Stored items from a collection →
━━━━
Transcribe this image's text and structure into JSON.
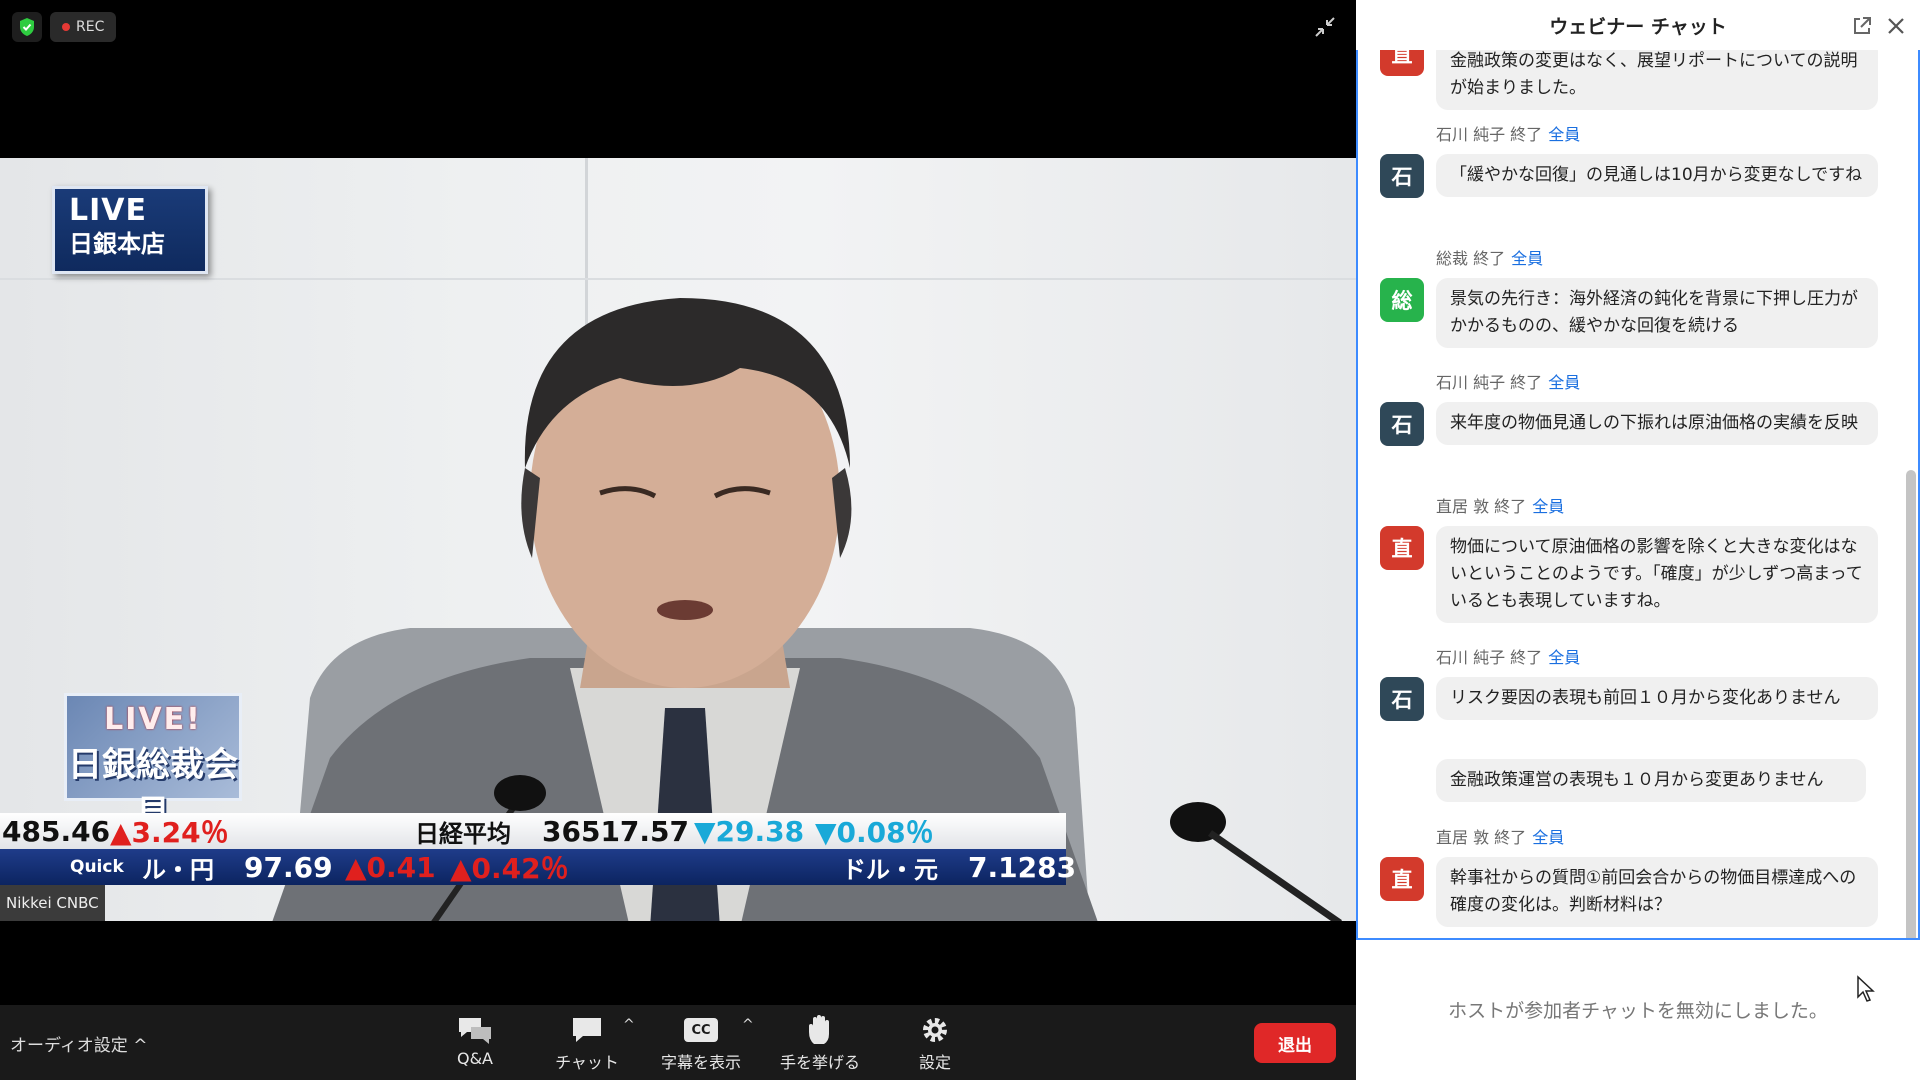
{
  "recording": {
    "label": "REC"
  },
  "stream": {
    "logo_live": "LIVE",
    "logo_place": "日銀本店",
    "logo2_live": "LIVE!",
    "logo2_title": "日銀総裁会見",
    "ticker_top": {
      "left_value": "485.46",
      "left_change": "▲3.24％",
      "index_name": "日経平均",
      "index_value": "36517.57",
      "index_change": "▼29.38",
      "index_pct": "▼0.08％"
    },
    "ticker_bottom": {
      "brand": "Quick",
      "pair1": "ル・円",
      "pair1_value": "97.69",
      "pair1_change": "▲0.41",
      "pair1_pct": "▲0.42％",
      "pair2": "ドル・元",
      "pair2_value": "7.1283"
    },
    "source": "Nikkei CNBC"
  },
  "toolbar": {
    "audio_settings": "オーディオ設定 ^",
    "qa": "Q&A",
    "chat": "チャット",
    "captions": "字幕を表示",
    "raise_hand": "手を挙げる",
    "settings": "設定",
    "leave": "退出",
    "cc_label": "CC"
  },
  "chat": {
    "title": "ウェビナー チャット",
    "recipient": "全員",
    "messages": [
      {
        "avatar": "直",
        "color": "nao",
        "text": "金融政策の変更はなく、展望リポートについての説明が始まりました。"
      },
      {
        "sender": "石川 純子 終了",
        "avatar": "石",
        "color": "ishi",
        "text": "「緩やかな回復」の見通しは10月から変更なしですね"
      },
      {
        "sender": "総裁 終了",
        "avatar": "総",
        "color": "so",
        "text": "景気の先行き：海外経済の鈍化を背景に下押し圧力がかかるものの、緩やかな回復を続ける"
      },
      {
        "sender": "石川 純子 終了",
        "avatar": "石",
        "color": "ishi",
        "text": "来年度の物価見通しの下振れは原油価格の実績を反映"
      },
      {
        "sender": "直居 敦 終了",
        "avatar": "直",
        "color": "nao",
        "text": "物価について原油価格の影響を除くと大きな変化はないということのようです。「確度」が少しずつ高まっているとも表現していますね。"
      },
      {
        "sender": "石川 純子 終了",
        "avatar": "石",
        "color": "ishi",
        "text": "リスク要因の表現も前回１０月から変化ありません"
      },
      {
        "text": "金融政策運営の表現も１０月から変更ありません"
      },
      {
        "sender": "直居 敦 終了",
        "avatar": "直",
        "color": "nao",
        "text": "幹事社からの質問①前回会合からの物価目標達成への確度の変化は。判断材料は？"
      }
    ],
    "disabled_notice": "ホストが参加者チャットを無効にしました。"
  }
}
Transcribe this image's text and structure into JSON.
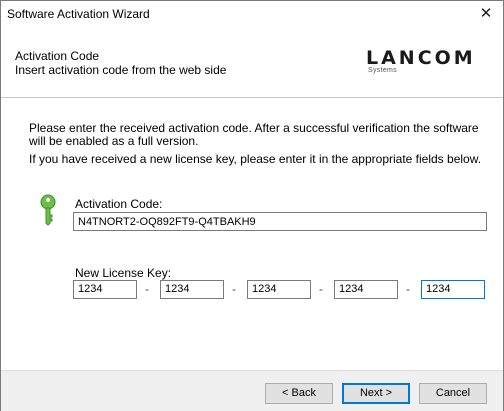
{
  "window": {
    "title": "Software Activation Wizard",
    "close_glyph": "✕"
  },
  "header": {
    "title": "Activation Code",
    "subtitle": "Insert activation code from the web side",
    "logo_text": "LANCOM",
    "logo_subtext": "Systems"
  },
  "content": {
    "instruction_1": "Please enter the received activation code. After a successful verification the software will be enabled as a full version.",
    "instruction_2": "If you have received a new license key, please enter it in the appropriate fields below.",
    "key_icon": "key-icon",
    "key_icon_color": "#6cc04a",
    "activation_code_label": "Activation Code:",
    "activation_code_value": "N4TNORT2-OQ892FT9-Q4TBAKH9",
    "new_license_key_label": "New License Key:",
    "license_key_fields": [
      "1234",
      "1234",
      "1234",
      "1234",
      "1234"
    ],
    "separator": "-"
  },
  "footer": {
    "back_label": "< Back",
    "next_label": "Next >",
    "cancel_label": "Cancel"
  }
}
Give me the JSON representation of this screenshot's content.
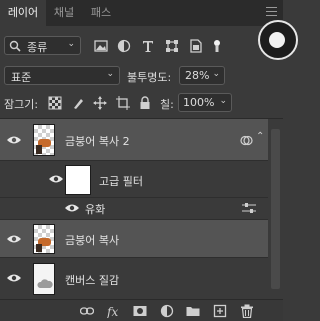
{
  "tabs": [
    {
      "label": "레이어",
      "active": true
    },
    {
      "label": "채널",
      "active": false
    },
    {
      "label": "패스",
      "active": false
    }
  ],
  "filter": {
    "kind_label": "종류",
    "icons": [
      "image-filter-icon",
      "adjustment-filter-icon",
      "type-filter-icon",
      "shape-filter-icon",
      "smart-object-filter-icon",
      "filter-toggle-icon"
    ]
  },
  "blend": {
    "mode": "표준",
    "opacity_label": "불투명도:",
    "opacity_value": "28%"
  },
  "lock": {
    "label": "잠그기:",
    "icons": [
      "lock-transparent-icon",
      "lock-image-icon",
      "lock-position-icon",
      "lock-artboard-icon",
      "lock-all-icon"
    ],
    "fill_label": "칠:",
    "fill_value": "100%"
  },
  "layers": [
    {
      "name": "금붕어 복사 2",
      "selected": true,
      "visible": true,
      "thumb": "checker",
      "has_smart_filters": true
    },
    {
      "name": "고급 필터",
      "type": "smart-filter-mask",
      "visible": true
    },
    {
      "name": "유화",
      "type": "filter-effect",
      "visible": true
    },
    {
      "name": "금붕어 복사",
      "selected": true,
      "visible": true,
      "thumb": "checker"
    },
    {
      "name": "캔버스 질감",
      "selected": false,
      "visible": true,
      "thumb": "canvas"
    }
  ],
  "bottom_icons": [
    "link-layers-icon",
    "fx-icon",
    "add-mask-icon",
    "new-adjustment-icon",
    "new-group-icon",
    "new-layer-icon",
    "delete-layer-icon"
  ],
  "colors": {
    "panel": "#3a3a3a",
    "selected_row": "#545454",
    "tab_bar": "#2b2b2b"
  }
}
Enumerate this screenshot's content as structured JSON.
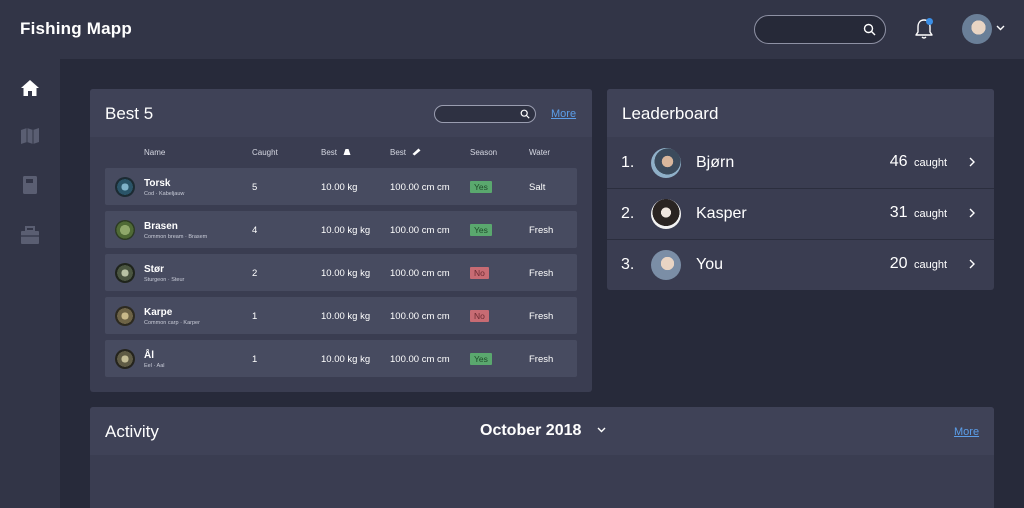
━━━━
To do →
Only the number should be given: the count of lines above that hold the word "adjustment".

Output for this exercise →
2